Thailand's central bank removes capital control

The governor of the Bank of Thailand said Friday the central bank will remove effective March 3 the controversial capital controls it imposed to restrain the country's currency from getting too strong.
Removal of the controls is justified by several factors, including a strengthening economy and a greater balance of inflows and outflows in the foreign exchange market, Bank of Thailand Gov. Tarisa Watanagase told a press conference.
The central bank implemented a one-year, 30 percent withholding requirement on many types of capital inflows in December 2006, in part to help maintain the competitiveness of Thai exports by restraining the value of the baht.
But the immediate effect of the measure was to trigger a massive one-day sell-off on the Thai stock market and damage the country's reputation with foreign investors.

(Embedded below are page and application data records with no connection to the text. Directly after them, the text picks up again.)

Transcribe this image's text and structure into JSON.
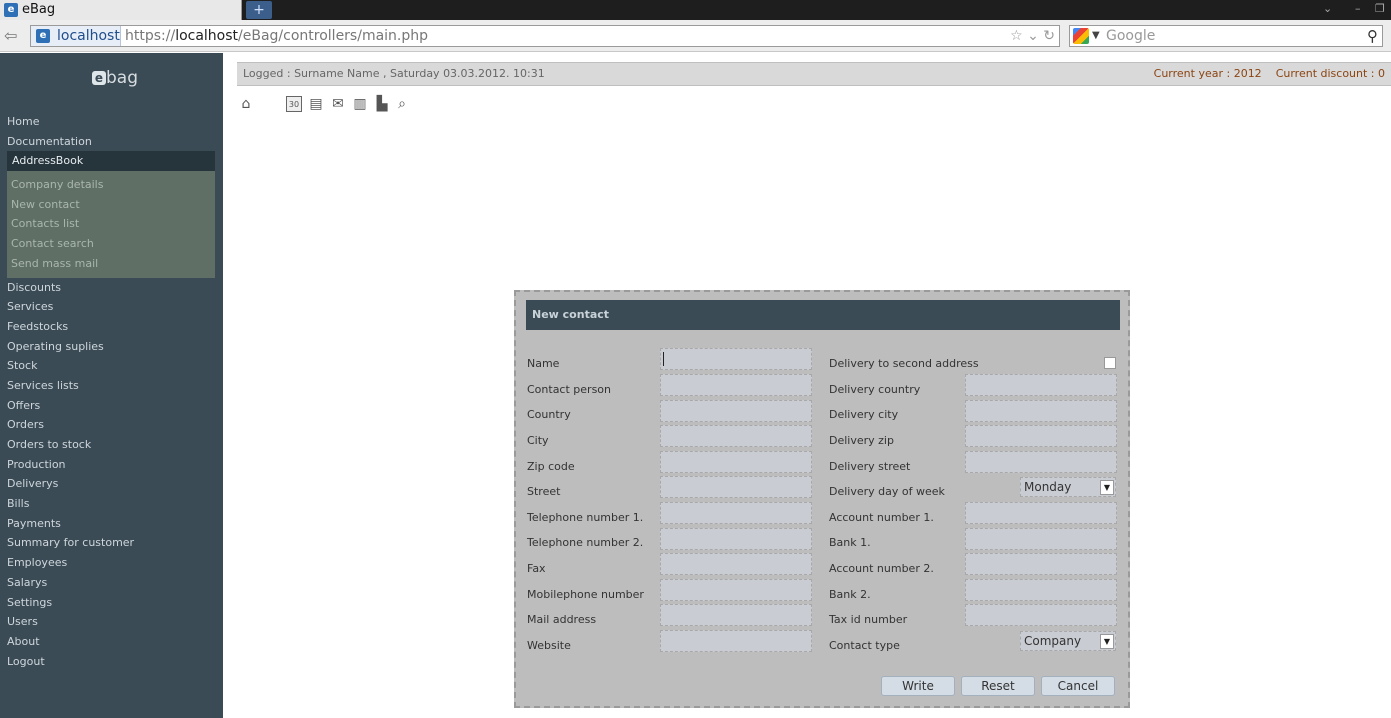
{
  "browser": {
    "tab_title": "eBag",
    "favicon_letter": "e",
    "new_tab": "+",
    "identity": "localhost",
    "url_prefix": "https://",
    "url_host": "localhost",
    "url_path": "/eBag/controllers/main.php",
    "search_placeholder": "Google"
  },
  "sidebar": {
    "logo_letter": "e",
    "logo_text": "bag",
    "items_top": [
      "Home",
      "Documentation"
    ],
    "active_item": "AddressBook",
    "subitems": [
      "Company details",
      "New contact",
      "Contacts list",
      "Contact search",
      "Send mass mail"
    ],
    "items_bottom": [
      "Discounts",
      "Services",
      "Feedstocks",
      "Operating suplies",
      "Stock",
      "Services lists",
      "Offers",
      "Orders",
      "Orders to stock",
      "Production",
      "Deliverys",
      "Bills",
      "Payments",
      "Summary for customer",
      "Employees",
      "Salarys",
      "Settings",
      "Users",
      "About",
      "Logout"
    ]
  },
  "infobar": {
    "logged": "Logged : Surname Name , Saturday 03.03.2012. 10:31",
    "current_year": "Current year : 2012",
    "current_discount": "Current discount : 0"
  },
  "toolbar": {
    "icons": [
      "home-icon",
      "calendar-icon",
      "document-icon",
      "mail-icon",
      "list-icon",
      "book-icon",
      "house-search-icon"
    ],
    "calendar_day": "30"
  },
  "dialog": {
    "title": "New contact",
    "left_labels": [
      "Name",
      "Contact person",
      "Country",
      "City",
      "Zip code",
      "Street",
      "Telephone number 1.",
      "Telephone number 2.",
      "Fax",
      "Mobilephone number",
      "Mail address",
      "Website"
    ],
    "right_labels": [
      "Delivery to second address",
      "Delivery country",
      "Delivery city",
      "Delivery zip",
      "Delivery street",
      "Delivery day of week",
      "Account number 1.",
      "Bank 1.",
      "Account number 2.",
      "Bank 2.",
      "Tax id number",
      "Contact type"
    ],
    "delivery_day_value": "Monday",
    "contact_type_value": "Company",
    "buttons": {
      "write": "Write",
      "reset": "Reset",
      "cancel": "Cancel"
    }
  }
}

Widespread expectations that the controls would be removed had "eroded the effectiveness" of the measure, Tarisa told reporters.
Other measures will be implemented to support removal of the controls, she said, adding that a managed float of the baht remains an appropriate policy.
The bank imposed the controls while Thailand was under the administration of a military-installed government that took over after former Prime Minister Thaksin Shinawatra was deposed by a coup.
The decision by the central bank came after the country's newly elected government, led by Prime Minister Samak Sundaravej, pushed for the controls to be removed.
Samak's party, the People's Power Party, is led by Thaksin's loyalists, and is widely seen as a replacement for the ousted premier's Thai Rak Thai Party, which was dissolved for election law violations.
The People's Power Party had already announced its intention to ax the controls after winning the most number of parliamentary seats in a general election last December.